Fine to have a named function (but pass parameter as const reference).

    bool equals(Time const& other) const;     //compare two time object


But why not define the equality operator as well. It makes the code more natural to read.

    bool operator==(Time const& lhs, Time const& rhs)
{
return lhs.equals(rhs);
}


You don't need to manually put a zero into each field.

       (hour < 10) ? std::cout << 0 << hour : std::cout << hour;


There is a standard manipulator that does that automatically.

   std::cout << std::setw(2) << std::setfill('0') << h << ":"
<< std::setw(2) << std::setfill('0') << m << ":"
<< std::setw(2) << std::setfill('0') << s << "\n";

-

## Validation

What should Time::Time do with out-of-range values? There are four options:

1. Allow out-of-range values. They doesn't usually cause problems, so why go out of your way to prevent them?

2. Make an equivalent time with in-range values. For example, Time(3, 77, 99)Time(4, 18, 39). This is what mktime does, and it's very useful, because it lets you do arithmetic on parts of times without worrying about overflow.

3. Throw an exception. This is easy to understand, and ensures you won't ignore the bug, but it can force callers to do their own validation to avoid the exception.

4. Silently make a different time instead. This is a bad idea. It's never useful, and it can hide bugs.

If this is a toy class to demonstrate validation, throwing an exception is fine.
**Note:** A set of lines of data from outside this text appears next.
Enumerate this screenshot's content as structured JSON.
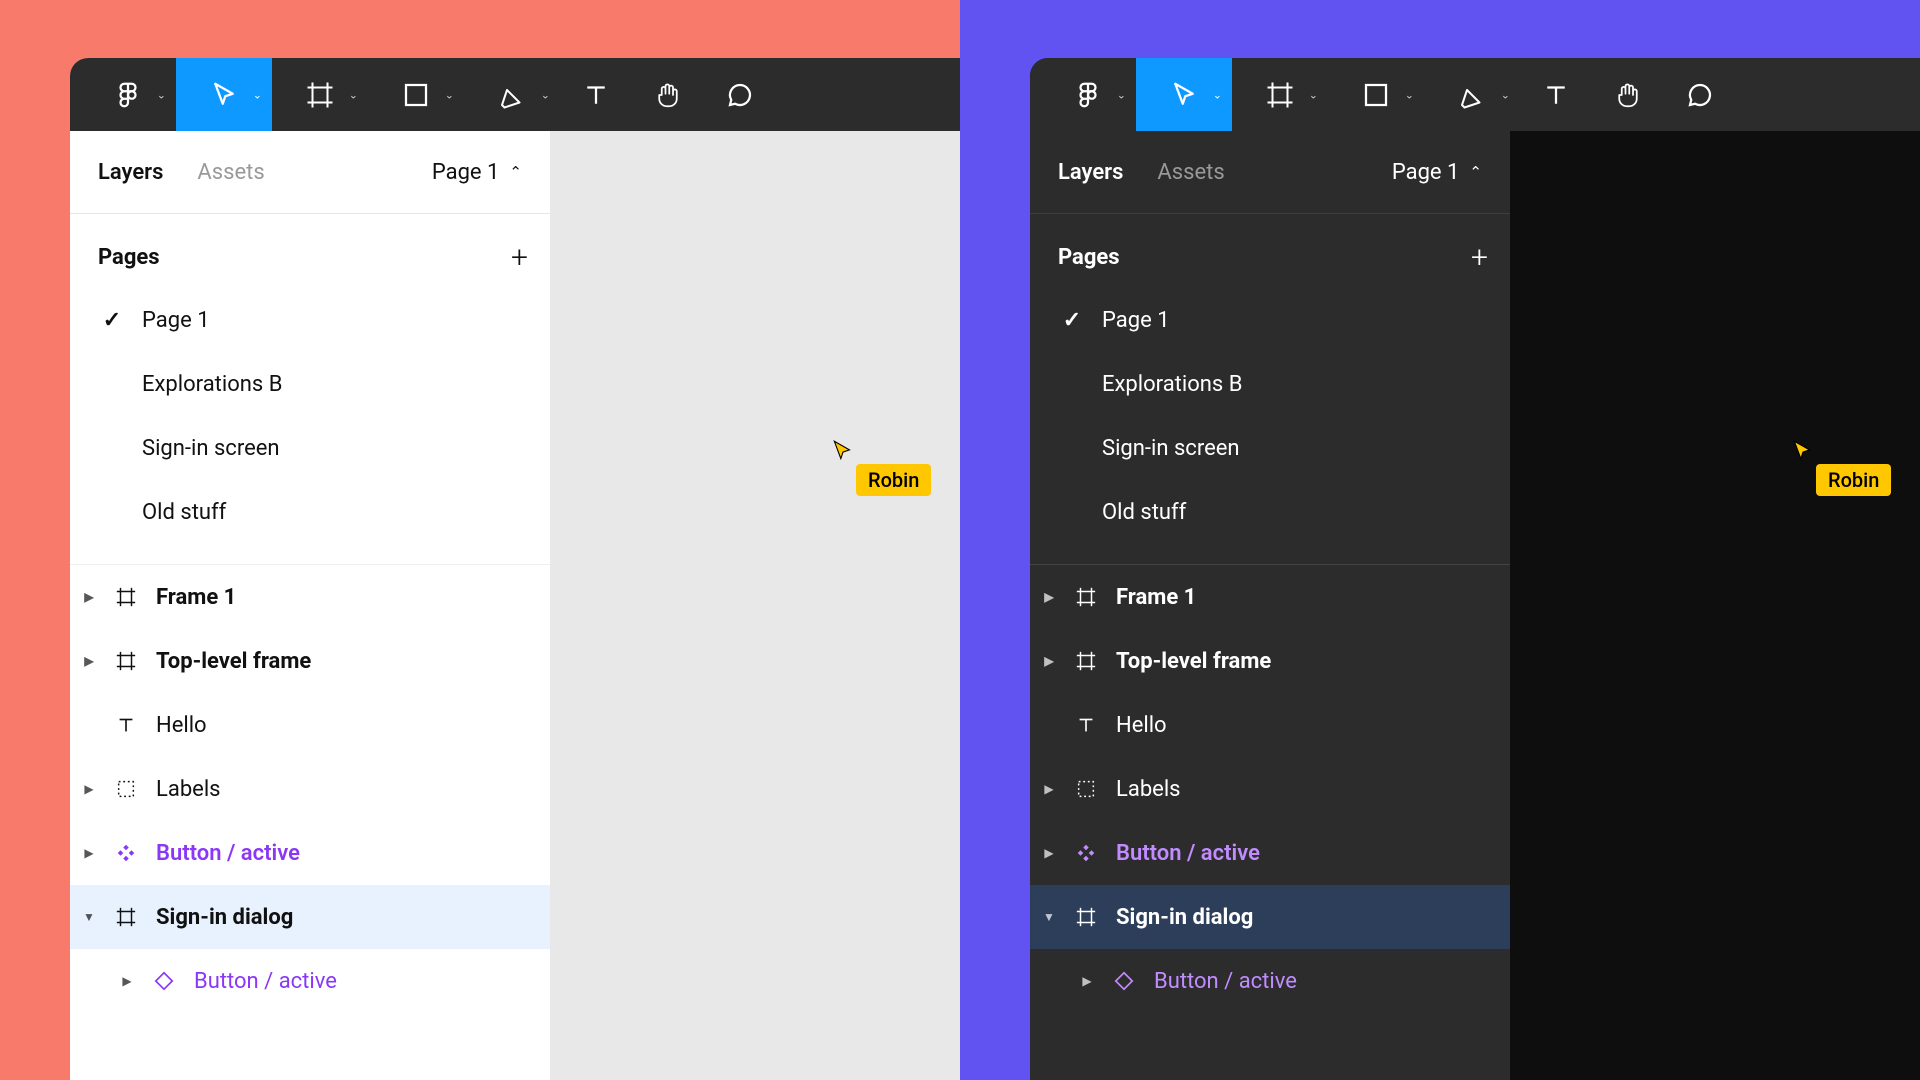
{
  "tabs": {
    "layers": "Layers",
    "assets": "Assets",
    "page_selector": "Page 1"
  },
  "section": {
    "pages": "Pages"
  },
  "pages": [
    {
      "name": "Page 1",
      "active": true
    },
    {
      "name": "Explorations B",
      "active": false
    },
    {
      "name": "Sign-in screen",
      "active": false
    },
    {
      "name": "Old stuff",
      "active": false
    }
  ],
  "layers": [
    {
      "name": "Frame 1",
      "type": "frame",
      "bold": true
    },
    {
      "name": "Top-level frame",
      "type": "frame",
      "bold": true
    },
    {
      "name": "Hello",
      "type": "text",
      "bold": false
    },
    {
      "name": "Labels",
      "type": "group",
      "bold": false
    },
    {
      "name": "Button / active",
      "type": "component",
      "bold": false
    },
    {
      "name": "Sign-in dialog",
      "type": "frame",
      "bold": true,
      "selected": true,
      "expanded": true
    },
    {
      "name": "Button / active",
      "type": "instance",
      "bold": false,
      "nested": true
    }
  ],
  "collaborator": {
    "name": "Robin",
    "color": "#ffc700"
  },
  "toolbar_tools": [
    "logo",
    "move",
    "frame",
    "shape",
    "pen",
    "text",
    "hand",
    "comment"
  ]
}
Any time class intended for practical use, however, should accept out-of-range values and convert them to equivalent in-range ones.
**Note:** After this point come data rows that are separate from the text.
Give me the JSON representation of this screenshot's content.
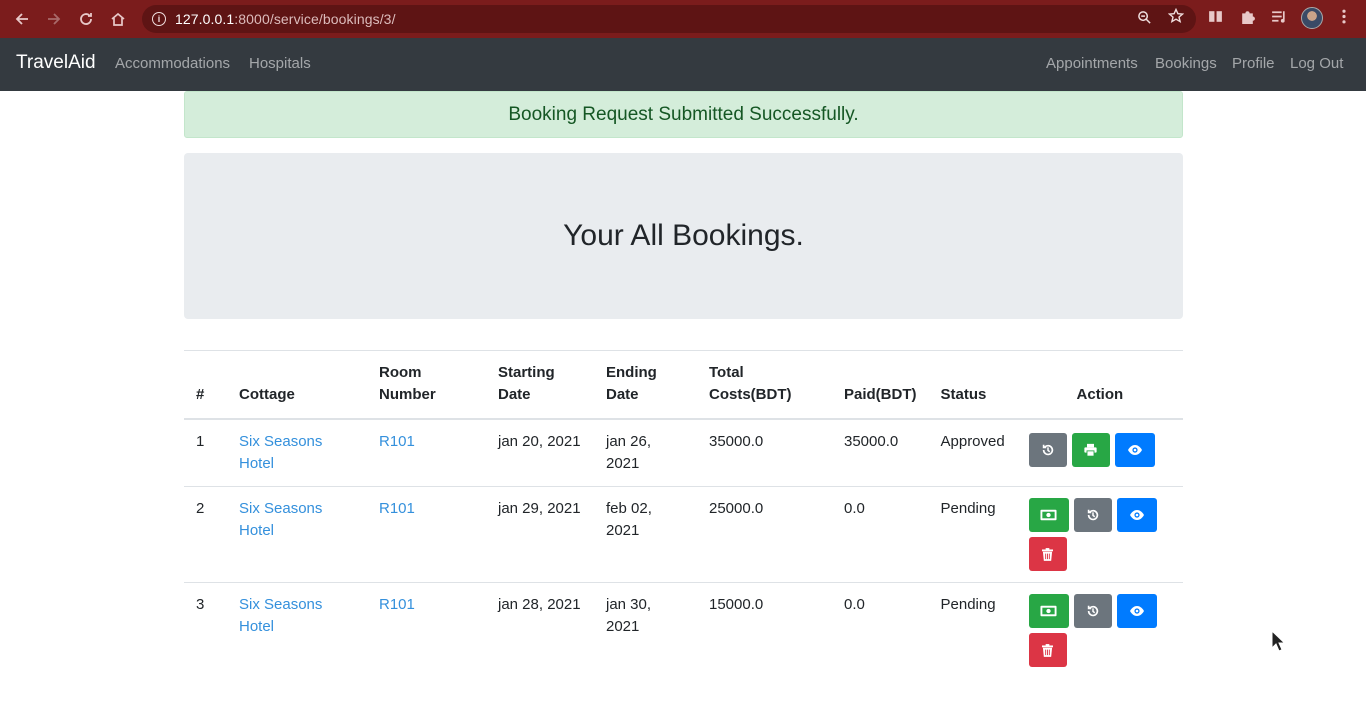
{
  "browser": {
    "url_host": "127.0.0.1",
    "url_rest": ":8000/service/bookings/3/"
  },
  "navbar": {
    "brand": "TravelAid",
    "left_links": [
      "Accommodations",
      "Hospitals"
    ],
    "right_links": [
      "Appointments",
      "Bookings",
      "Profile",
      "Log Out"
    ]
  },
  "alert": {
    "message": "Booking Request Submitted Successfully."
  },
  "jumbotron": {
    "title": "Your All Bookings."
  },
  "table": {
    "headers": {
      "num": "#",
      "cottage": "Cottage",
      "room_1": "Room",
      "room_2": "Number",
      "start_1": "Starting",
      "start_2": "Date",
      "end_1": "Ending",
      "end_2": "Date",
      "total_1": "Total",
      "total_2": "Costs(BDT)",
      "paid": "Paid(BDT)",
      "status": "Status",
      "action": "Action"
    },
    "rows": [
      {
        "num": "1",
        "cottage_1": "Six Seasons",
        "cottage_2": "Hotel",
        "room": "R101",
        "start": "jan 20, 2021",
        "end_1": "jan 26,",
        "end_2": "2021",
        "total": "35000.0",
        "paid": "35000.0",
        "status": "Approved",
        "actions": [
          "history",
          "print",
          "view"
        ]
      },
      {
        "num": "2",
        "cottage_1": "Six Seasons",
        "cottage_2": "Hotel",
        "room": "R101",
        "start": "jan 29, 2021",
        "end_1": "feb 02,",
        "end_2": "2021",
        "total": "25000.0",
        "paid": "0.0",
        "status": "Pending",
        "actions": [
          "pay",
          "history",
          "view",
          "delete"
        ]
      },
      {
        "num": "3",
        "cottage_1": "Six Seasons",
        "cottage_2": "Hotel",
        "room": "R101",
        "start": "jan 28, 2021",
        "end_1": "jan 30,",
        "end_2": "2021",
        "total": "15000.0",
        "paid": "0.0",
        "status": "Pending",
        "actions": [
          "pay",
          "history",
          "view",
          "delete"
        ]
      }
    ]
  },
  "colors": {
    "chrome": "#7b1c1c",
    "navbar": "#343a40",
    "alert_bg": "#d4edda",
    "alert_text": "#155724",
    "link": "#3490dc",
    "secondary": "#6c757d",
    "success": "#28a745",
    "primary": "#007bff",
    "danger": "#dc3545"
  }
}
Beware: the seconds component can be 60 or 61 at the end of a day, because of leap seconds. 23:59:61 is a valid time, and is not necessarily equivalent to 00:00:01 – it depends on the date and the leap second schedule. Time is harder than it looks.

## Style

As a general rule, complex objects like times should be passed by reference, not by value, to avoid unexpected copying.

The standard names for print and equals are operator<< and operator==.

The if (...) return true; else return false; in Time::equals is redundant.

These three changes produce the following equality operator:

bool Time::operator==(const Time &other) const {
return hour == other.hour
&& minute == other.minute
&& second == other.second;
}


The conditional operator has lower precedence than comparison operators, so the parentheses in (hour < 10) ? ... are not needed. (C++ generally has convenient precedence.)

The conditionals in setTime (which do the wrong thing — see under Validation above):

if(m>=0 && m <=59)
minute = m;
else
minute = 0;


...could be written more simply as minute = (m >= 0 && m <= 59 ? m : 0);. (The parentheses are redundant but helpful to humans, who can't be expected to remember that = and ?: have the same precedence but are right-associative.)

-
The behaviour on validation failure depends on the purpose of the code. A database, for example, is expected to check for validity and consistency, but once the data is accepted, regurgitate it faithfully. For example, MySQL is often ridiculed for its lax validation of dates, coupled with other unexpected consequences of such leniency. – 200_success May 20 '14 at 14:41